Everything about Resident Evil 6 is a mess. Albert Wesker randomly has a child, but in the end, that doesn’t matter. Running and gunning wasn’t just a thing, it was whole-heartedly encouraged. Resident Evil 2’s Sherry Birkin makes a reappearance, but gets swept aside for Jake, Wesker’s child. Leon S. Kennedy makes his third core appearance and arguably has the best campaign of the game because it comes closest to capturing some survival horror aspects. Chris Redfield powers into his fourth main appearance, with even bigger muscles than in Resident Evil 5 and the most uninspired, military-themed campaigns you could ever get. Redfield even managed to ruin the ending of his campaign, remaining alive while a promising new character bites the bullet.

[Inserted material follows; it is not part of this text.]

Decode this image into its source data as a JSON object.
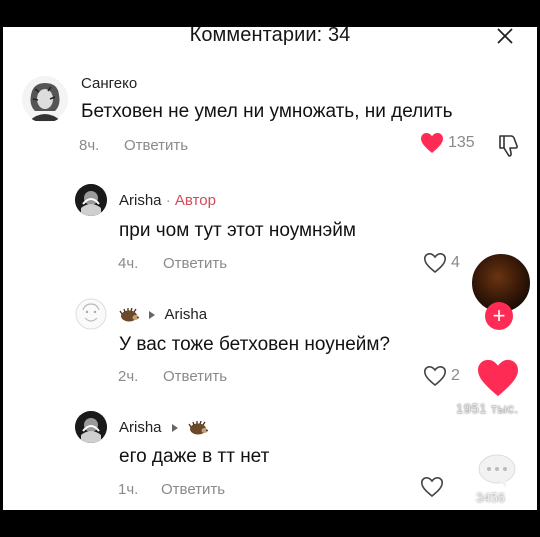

Those who worked on the game promised it would be a new evolution, offering up completely new gameplay experiences. Or, in other words, Capcom over-produced and started pulling pages straight from Game PR 101.

I don’t want to write about Resident Evil 6 anymore. I recently had to re-review it as part of its remastered release on Xbox One and PS4, so you can get more of my thoughts on the game there. Despite landing the second-highest sales of not only the Resident Evil franchise but of Capcom games themselves, the one thing that we do owe to this game is that it’s made the publisher completely rethink the franchise. There’s no doubt that the completely reworked, first-person survival horror Resident Evil 7 owes its life to the fan backlash that RE6 rightly received — though, before we get to that, we’ve got more awful games and movies to cover.

But that’s a story for next time.